(22 comments, 1495 words in story) There's More :: Permalink :: Comments
Opening arguments began today in the trial of Robel Phillipos, the third friend of Dzhokhar Tsarnaev to be charged with a crime related to the removal of items from Tsarnaev's dorm room after Tsarnaev was identified as a suspect in the Boston Marathon bombings.
He is charged with making false statements to the FBI. His defense: He was "stoned out of his mind."
Friend Azamat Tazhayakov was found guilty of obstruction of justice at a trial in July; Dias Kadyrbayev pleaded guilty to obstruction in August. Neither have been sentenced yet. A fourth friend, Steven Silva, is awaiting trial on gun charges.
(1 comment) Permalink :: Comments
Juror Daniel Antonino told reporters the jury believed the laptop had been taken "because it was valuable, plain and simple," and not to influence the investigation.
The defense will appeal. Among other things, they say Azamat was prejudiced by the split verdict form.
Moral of the story: Don't talk to the Feds without a lawyer. Our prisons are filled with people who thought if they could only tell their side of the story, the cops would see it their way. It rarely happens. Ask for a lawyer immediately and don't talk until you've consulted one. [More...]
(11 comments, 163 words in story) There's More :: Permalink :: Comments
During opening arguments, Tazhayakhov's lawyer asked them to "give the kid a shot." Did they? Stay tuned.
(2 comments) Permalink :: Comments
In opening arguments today in the trial of Azamat Tazhayakov, one of the two friends of accused Boston Marathon bomber Dzhokhar Tsarnaev who is charged with obstruction of justice and conspiracy to obstruct justice Azamat's lawyer, Nicholas Woolridge, told the jury, "I hope you give this kid a shot."
Woolridge also told the jury that it was Dias Kadyrbayev,who will be tried at a later date, who took the backback from Jahar's dorm room back to their apartment, and that it was Dias' girlfriend, who will testify under a grant of immunity from prosecution, who told Dias to get rid of it. Woolridge said Dias only told Azamat about getting rid of the backpack after the fact. [More...]
(2 comments, 850 words in story) There's More :: Permalink :: Comments
Dzhokhar Tsarnaev has requested a change of venue to Washington, D.C. The judge has not yet ruled on the motion.
Since Mass. does not have a death penalty, many thought the defense would prefer to have the trial there, notwithstanding the pretrial publicity. But the expert surveys conducted by the defense showed Mass. residents presumed Tsarnaev guilty in greater numbers than residents of other places:

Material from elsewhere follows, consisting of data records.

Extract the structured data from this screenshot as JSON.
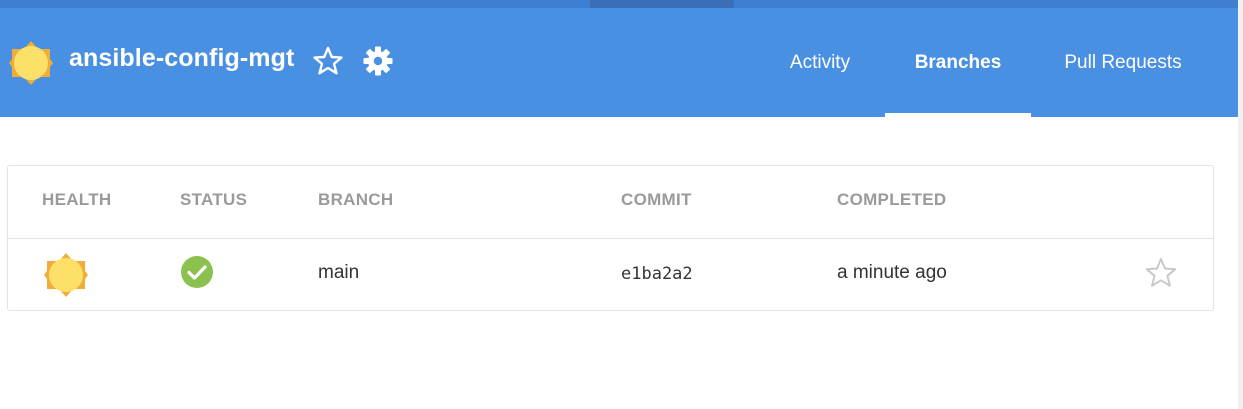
{
  "header": {
    "repo_name": "ansible-config-mgt",
    "tabs": [
      {
        "label": "Activity",
        "active": false
      },
      {
        "label": "Branches",
        "active": true
      },
      {
        "label": "Pull Requests",
        "active": false
      }
    ]
  },
  "table": {
    "columns": [
      "HEALTH",
      "STATUS",
      "BRANCH",
      "COMMIT",
      "COMPLETED"
    ],
    "rows": [
      {
        "health_icon": "sun-icon",
        "status_icon": "check-circle-icon",
        "branch": "main",
        "commit": "e1ba2a2",
        "completed": "a minute ago",
        "favorite": false
      }
    ]
  },
  "colors": {
    "header_bg": "#4a90e2",
    "sun_fill": "#fde06a",
    "sun_rays": "#f0ad3a",
    "success": "#8cc04f",
    "column_header": "#9a9a9a"
  }
}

Attorneys said they had enlisted an expert to survey public opinion in four cities: Boston, Springfield, Mass., New York City and Washington. Respondents were asked a series of questions, including whether they believed Tsarnaev was "definitely guilty, probably not guilty or definitely not guilty" of the April 2013 bombings that left three dead and more than 260 wounded.
In Boston, 58% said they believed Tsarnaev was definitely guilty, as did 52% in Springfield and 48% in Manhattan. Only 37% in Washington said the same.

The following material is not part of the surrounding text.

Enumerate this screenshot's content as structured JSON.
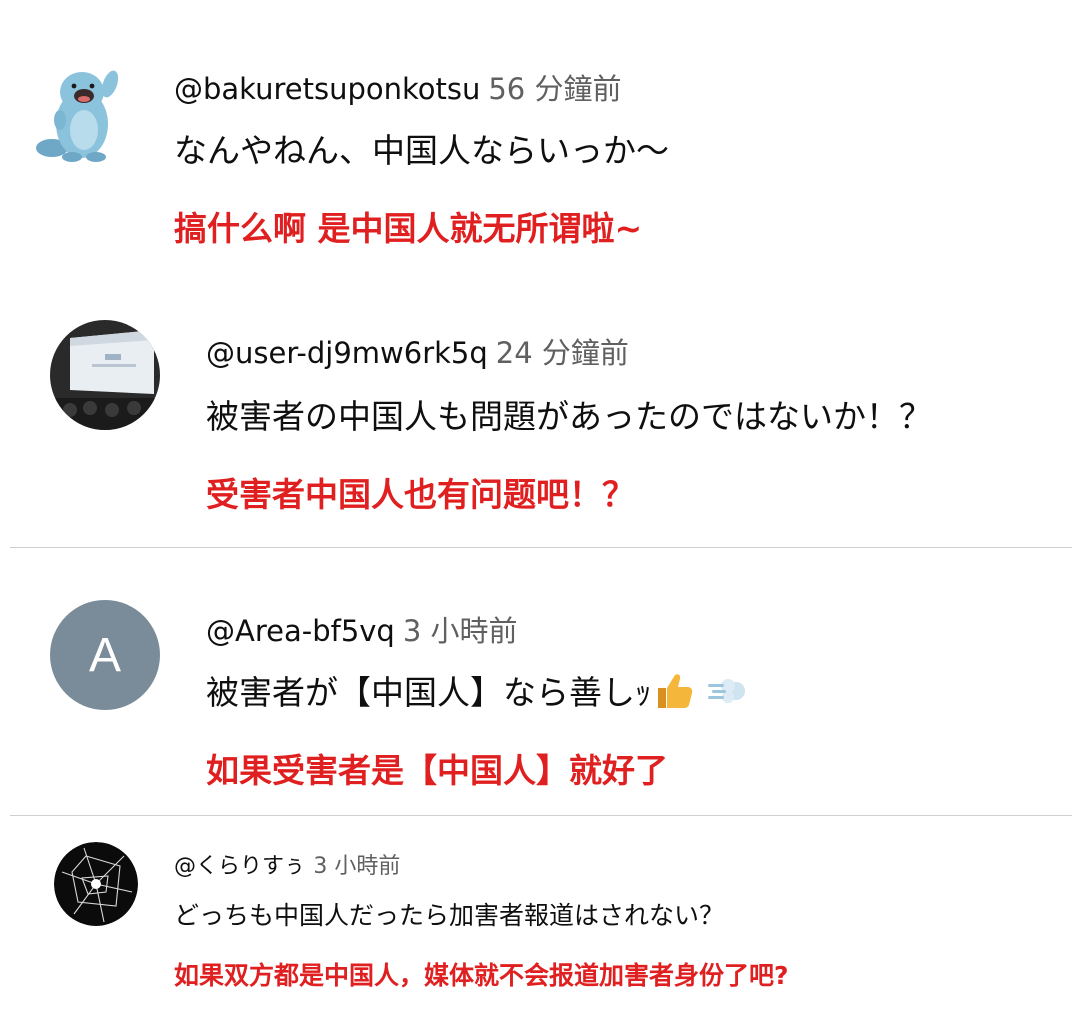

(2 comments, 1872 words in story) There's More :: Permalink :: Comments
The federal judge in the Dzhokhar Tsarnaev case has denied the Government's request to include "betrayal of the U.S." as an aggravating factor in the penalty phase of his trial, calling the attempt "highly inappropriate."
Federal prosecutors have argued, in part, that Tsarnaev, now 20, deserves the death penalty because he betrayed his allegiance to the country that granted him asylum and, later, citizenship.
The defense countered with:
"(I)n not one of the 492 cases before Mr. Tsarnaev's has the government cited the fact of a defendant's American citizenship, the way he became a citizen, any aspect of his immigration history, or his enjoyment of the freedoms of an American citizen as a reason to sentence him to death,"
The Judge ruled it was "highly inappropriate" for prosecutors to draw a distinction between a "naturalized" and "natural-born" U.S. citizen.[More...]
(1 comment, 208 words in story) There's More :: Permalink :: Comments
|Next 15 >>|